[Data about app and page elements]

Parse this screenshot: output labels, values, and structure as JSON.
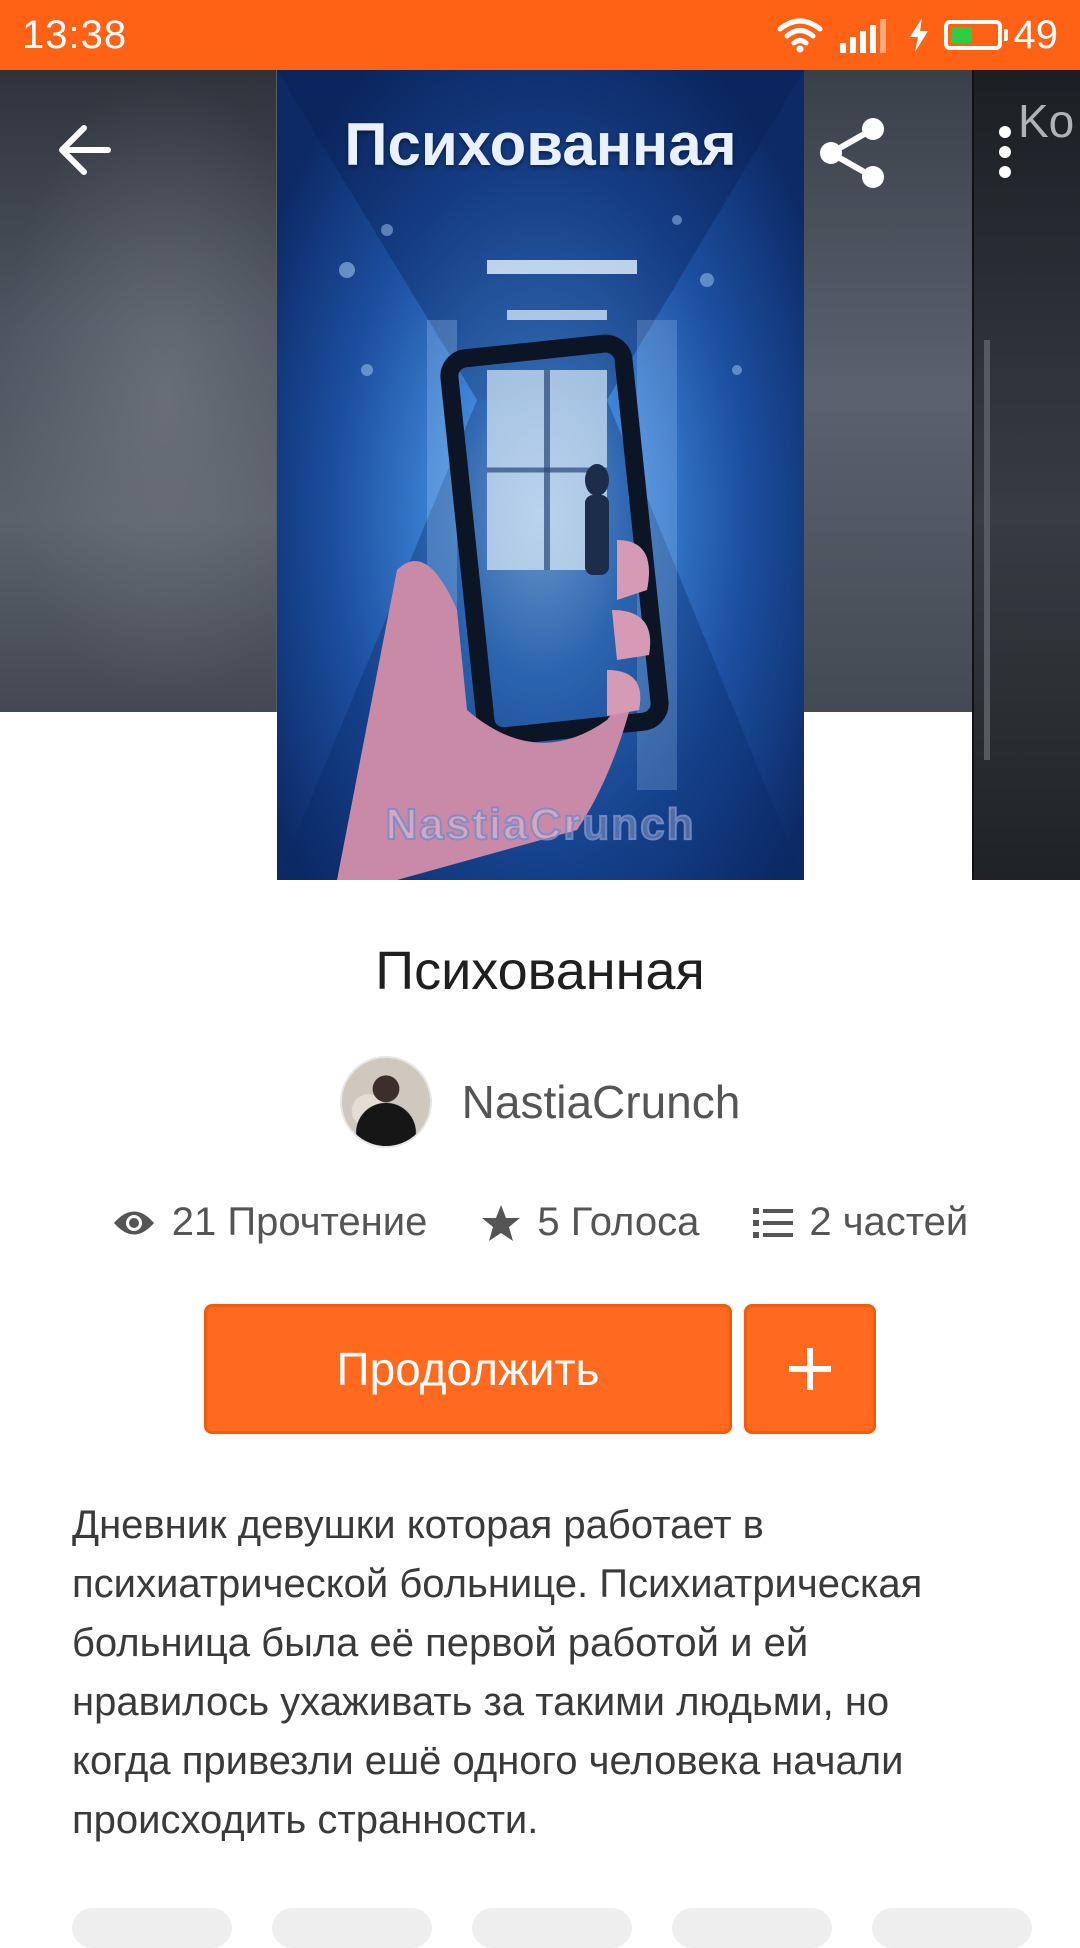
{
  "status_bar": {
    "time": "13:38",
    "battery_percent": "49",
    "battery_level": 0.49,
    "icons": [
      "wifi-icon",
      "signal-icon",
      "charging-icon",
      "battery-icon"
    ]
  },
  "header": {
    "icons": [
      "back-arrow-icon",
      "share-icon",
      "more-vertical-icon"
    ],
    "next_cover_text": "Ko"
  },
  "cover": {
    "title": "Психованная",
    "author": "NastiaCrunch"
  },
  "book": {
    "title": "Психованная",
    "author": "NastiaCrunch"
  },
  "stats": {
    "reads": "21 Прочтение",
    "votes": "5 Голоса",
    "parts": "2 частей"
  },
  "actions": {
    "continue_label": "Продолжить",
    "add_label": "+"
  },
  "description": "Дневник девушки которая работает в\nпсихиатрической больнице. Психиатрическая\nбольница была её первой работой и ей\nнравилось ухаживать за такими людьми, но\nкогда привезли ешё одного человека  начали\nпроисходить странности.",
  "colors": {
    "accent": "#ff6a1e",
    "status_bar": "#ff6214",
    "text_primary": "#1f1f1f",
    "text_secondary": "#555555"
  }
}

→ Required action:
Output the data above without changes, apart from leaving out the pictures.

→ Exercise answer:
Parse this screenshot: output labels, values, and structure as JSON.
{
  "status_bar": {
    "time": "13:38",
    "battery_percent": "49",
    "battery_level": 0.49,
    "icons": [
      "wifi-icon",
      "signal-icon",
      "charging-icon",
      "battery-icon"
    ]
  },
  "header": {
    "icons": [
      "back-arrow-icon",
      "share-icon",
      "more-vertical-icon"
    ],
    "next_cover_text": "Ko"
  },
  "cover": {
    "title": "Психованная",
    "author": "NastiaCrunch"
  },
  "book": {
    "title": "Психованная",
    "author": "NastiaCrunch"
  },
  "stats": {
    "reads": "21 Прочтение",
    "votes": "5 Голоса",
    "parts": "2 частей"
  },
  "actions": {
    "continue_label": "Продолжить",
    "add_label": "+"
  },
  "description": "Дневник девушки которая работает в\nпсихиатрической больнице. Психиатрическая\nбольница была её первой работой и ей\nнравилось ухаживать за такими людьми, но\nкогда привезли ешё одного человека  начали\nпроисходить странности.",
  "colors": {
    "accent": "#ff6a1e",
    "status_bar": "#ff6214",
    "text_primary": "#1f1f1f",
    "text_secondary": "#555555"
  }
}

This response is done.